Claims 220 Australian child sailors raped, brutalized
May 6, 2014, 12:02 am TWN
SYDNEY--Allegations that 220 child sailors at an Australian navy training base were raped or brutalized in the 1980s are so serious they will be raised in a paper to parliament, a report said Monday.
An Australian inquiry into abuse in the military has received 2,400 complaints, but the head of the investigation said claims of shocking treatment at HMAS Leeuwin in Western Australia in the 1980s warranted a separate report, The Australian said.
There would also be a separate report on claims that more than 70 young officer cadets at the prestigious Australian Defense Force Academy in Canberra suffered sexual or other abuse.

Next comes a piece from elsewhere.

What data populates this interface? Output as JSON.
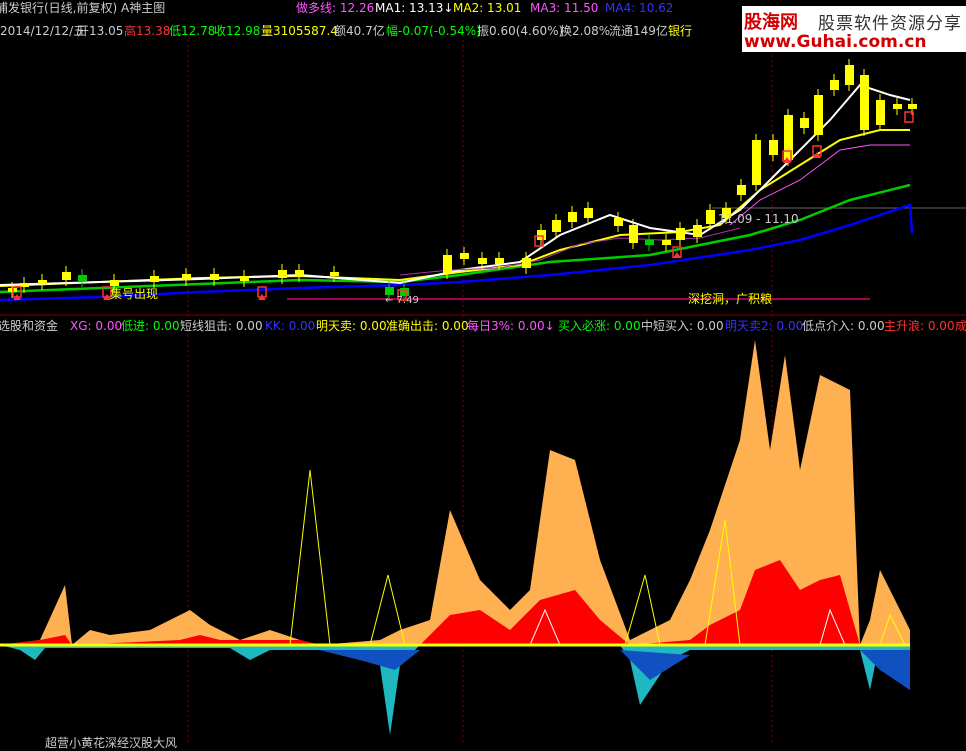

Australia established the Defense Abuse Response Taskforce in 2012 to hear complaints after an investigation detailed hundreds of claims of sexual or other abuse in the forces from the 1950s to the present day.

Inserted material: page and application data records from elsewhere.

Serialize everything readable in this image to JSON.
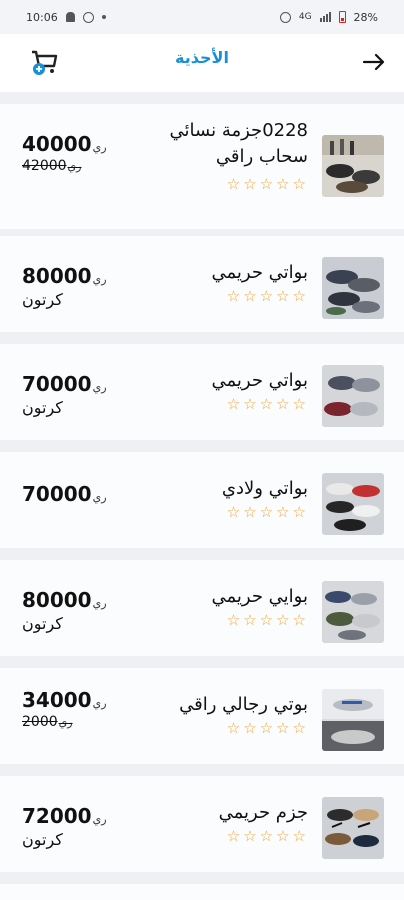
{
  "status": {
    "time": "10:06",
    "network": "4G",
    "battery": "28%"
  },
  "header": {
    "title": "الأحذية",
    "back_icon": "arrow-right-icon",
    "cart_icon": "cart-icon",
    "accent": "#1a8fd6"
  },
  "currency": "ري",
  "products": [
    {
      "name": "0228جزمة نسائي سحاب راقي",
      "price": "40000",
      "old_price": "42000",
      "unit": ""
    },
    {
      "name": "بواتي حريمي",
      "price": "80000",
      "old_price": "",
      "unit": "كرتون"
    },
    {
      "name": "بواتي حريمي",
      "price": "70000",
      "old_price": "",
      "unit": "كرتون"
    },
    {
      "name": "بواتي ولادي",
      "price": "70000",
      "old_price": "",
      "unit": ""
    },
    {
      "name": "بوايي حريمي",
      "price": "80000",
      "old_price": "",
      "unit": "كرتون"
    },
    {
      "name": "بوتي رجالي راقي",
      "price": "34000",
      "old_price": "2000",
      "unit": ""
    },
    {
      "name": "جزم حريمي",
      "price": "72000",
      "old_price": "",
      "unit": "كرتون"
    }
  ]
}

The head of the taskforce, retired judge Len Roberts-Smith, has previously described some of the stories as horrific but told The Australian he would wait for the overall investigation to be completed before deciding on whether to recommend a Royal Commission.
"We are getting a lot of people who don't want to go public and are very apprehensive about any suggestion their identity might be disclosed to Defense or anyone else," he told the newspaper.
The taskforce has received 227 individual complaints alleging abuse at HMAS Leeuwin, including plausible allegations of bullying of junior recruits perpetrated as part of a well-established unofficial hierarchy.
Early investigations suggested that some 15 and 16-year-old naval recruits suffered physical abuse, sexual harassment or sexual abuse, the paper said.
"Complaints assessed to date suggest that there was a failure by Defense to address the culture of violence and bullying that existed at HMAS Leeuwin for many years of its operation," the taskforce said in its fourth report.
In recent years the Australian military has been rocked by allegations of sexual abuse and cruel rituals, with a string of reviews sparked by the so-called Skype scandal in 2011 when footage of a young male recruit having sex with a female classmate was streamed online to other cadets without her knowledge.
Subsequent inquiries revealed a culture of covering-up, failing to punish perpetrators and hostility toward victims who complained. In their wake the government made a parliamentary apology to victims.